Let me ask Dr. Pies. (and Dr. Schlozman). What are some real, concrete, actionable solutions that they would recommend to improve the quality of psychiatric services provided to patients? What I’m waiting for from Dr. Pies are actionable recommendations for repairing defects in the normative training and practice of psychiatry. Dr. Carlat pitched his. OK you don’t like them. But they are real. So step up and offer your own beyond the platitudes.

Oh, that’s right. You won’t. Because my last name is obscured. How convenient…

Elaine Schattner, M.D. said...

I just don't see this as a prudent strategy. There's too much we need for doctors (shrinks and PCP's included) to know and understand about the body, molecular sciences and pharmacology before they're ready to interpret new findings, recognize signs of illness and prescribe treatments. All that's besides issues of maturity, practicing interpersonal skills, medical ethics, etc.

Ronald Pies MD said...

Hi, Dr. Schattner--I am glad to see that your perspective brings psychiatry firmly into the fold of general medicine,where it belongs (though I prefer the term "consciousness expanders" to "shrinks"!).

I also agree that what separates physicians from other excellent but non-medical clinicians is our immersion in molecular sciences, pharmacology, internal medicine, hematology, etc. So it is with some hesitation that I suggest that the medical school curriculum could be condensed to 3 years. I would like to see, first, a major commission report--akin to the classic Flexner report on medical education--examining the question, before I committed to a 3-year curriculum. Still, my instincts and experience tell me that careful condensation of the basic science material (e.g., histology, anatomy, physiology, biochemistry) could allow for such a shortened program.

That said, I would favor an expansion of the psychiatry residency to 5 years, in order to enhance skills in consultation-liaison psychiatry, the neurosciences and psychotherapy. This is ambitious, I know: it aims at making psychiatrists both better general physicians and more seasoned psychotherapists. But I believe psychiatry's position as a medical specialty would be strengthened by just such a program.

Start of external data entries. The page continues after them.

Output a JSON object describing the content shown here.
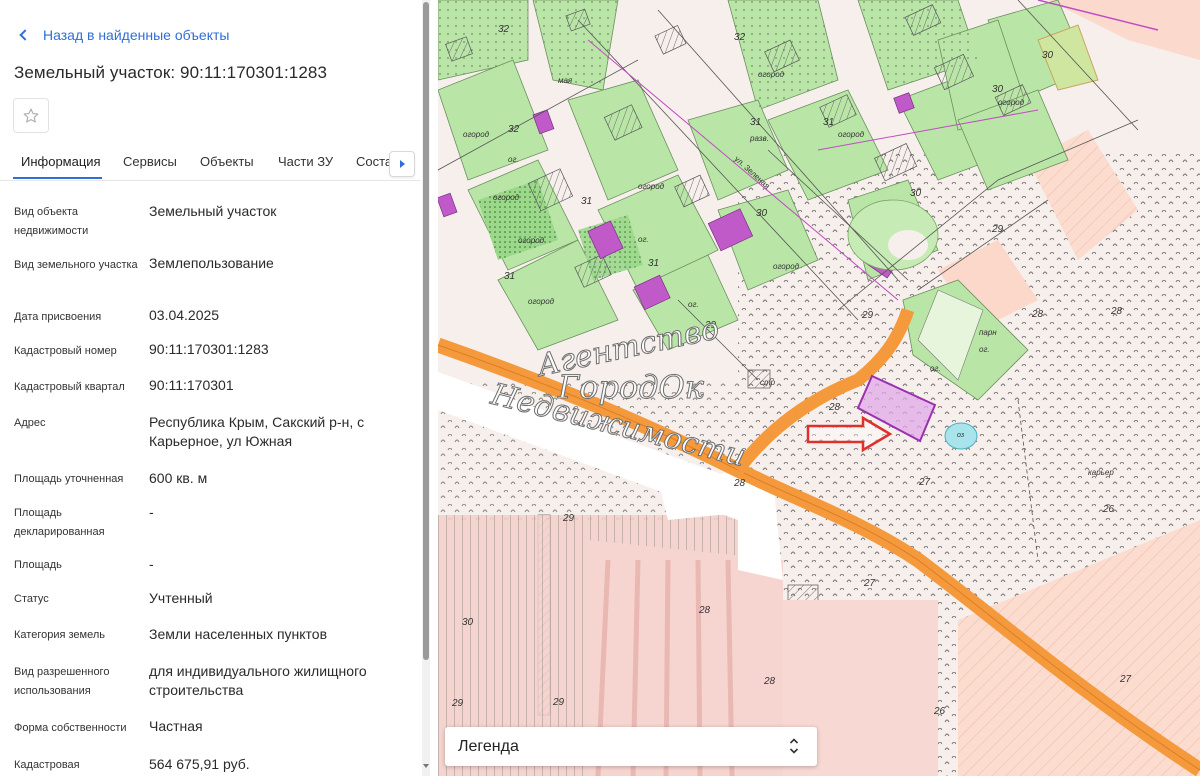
{
  "back_link": "Назад в найденные объекты",
  "title": "Земельный участок: 90:11:170301:1283",
  "tabs": [
    "Информация",
    "Сервисы",
    "Объекты",
    "Части ЗУ",
    "Соста"
  ],
  "active_tab": "Информация",
  "rows": [
    {
      "label": "Вид объекта недвижимости",
      "value": "Земельный участок"
    },
    {
      "label": "Вид земельного участка",
      "value": "Землепользование"
    },
    {
      "label": "Дата присвоения",
      "value": "03.04.2025"
    },
    {
      "label": "Кадастровый номер",
      "value": "90:11:170301:1283"
    },
    {
      "label": "Кадастровый квартал",
      "value": "90:11:170301"
    },
    {
      "label": "Адрес",
      "value": "Республика Крым, Сакский р-н, с Карьерное, ул Южная"
    },
    {
      "label": "Площадь уточненная",
      "value": "600 кв. м"
    },
    {
      "label": "Площадь декларированная",
      "value": "-"
    },
    {
      "label": "Площадь",
      "value": "-"
    },
    {
      "label": "Статус",
      "value": "Учтенный"
    },
    {
      "label": "Категория земель",
      "value": "Земли населенных пунктов"
    },
    {
      "label": "Вид разрешенного использования",
      "value": "для индивидуального жилищного строительства"
    },
    {
      "label": "Форма собственности",
      "value": "Частная"
    },
    {
      "label": "Кадастровая",
      "value": "564 675,91 руб."
    }
  ],
  "map": {
    "watermark": [
      "Агентство",
      "ГородОк",
      "Недвижимости"
    ],
    "labels": [
      "огород",
      "огород",
      "огород",
      "огород",
      "огород",
      "огород",
      "огород",
      "огород",
      "огород",
      "ог.",
      "ог.",
      "ог.",
      "ог.",
      "ог.",
      "стр",
      "разв.",
      "ул. Зеленая",
      "парн",
      "оз",
      "карьер",
      "мая"
    ],
    "numbers": [
      "32",
      "32",
      "32",
      "31",
      "31",
      "31",
      "31",
      "31",
      "30",
      "30",
      "30",
      "30",
      "29",
      "29",
      "29",
      "29",
      "29",
      "28",
      "28",
      "28",
      "28",
      "28",
      "28",
      "27",
      "27",
      "26",
      "26",
      "30",
      "29",
      "27"
    ],
    "legend": "Легенда"
  },
  "colors": {
    "accent": "#2f6fd6",
    "garden": "#b9e6a6",
    "road": "#f59a3c",
    "selected_parcel": "#9b2fb0",
    "arrow": "#e0302a"
  }
}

This is not without precedent, in that several residencies are now 5 or 6 year programs; e.g., the American Board of Psychiatry and Neurology has already approved a 6-year, combined program in Psychiatry and Neurology; and there is also a five-year, ABPN-approved program in Family Practice and Psychiatry.

Ronald Pies MD

Evan J said...

As a graduate of a former 3 year medical school (now 4 year), it seems like a good idea in theory, but in practice, not so much. As Susan said above, you lose almost all vacation and recovery time. God help you if something goes wrong, and you fall out of step with the tightly packed curriculum. Graduates are tired and burned out before starting their residencies. There is less time for electives, leaving many unsure of their choice of specialty by matching time.

The value of being a psychiatrist is that we are also trained as physicians. As such, compared to other mental health professionals, we are better prepared to understand, evaluate and manage disease processes and foresee complications and interactions. Not all of us choose to maintain and use that body of medical knowledge, and many practice in settings where it's next to impossible. Still, it's difficult for me to comprehend how a non-medically trained "psychiatrist" would substantially differ from a "psychiatric" nurse practitioner or a prescribing psychologist.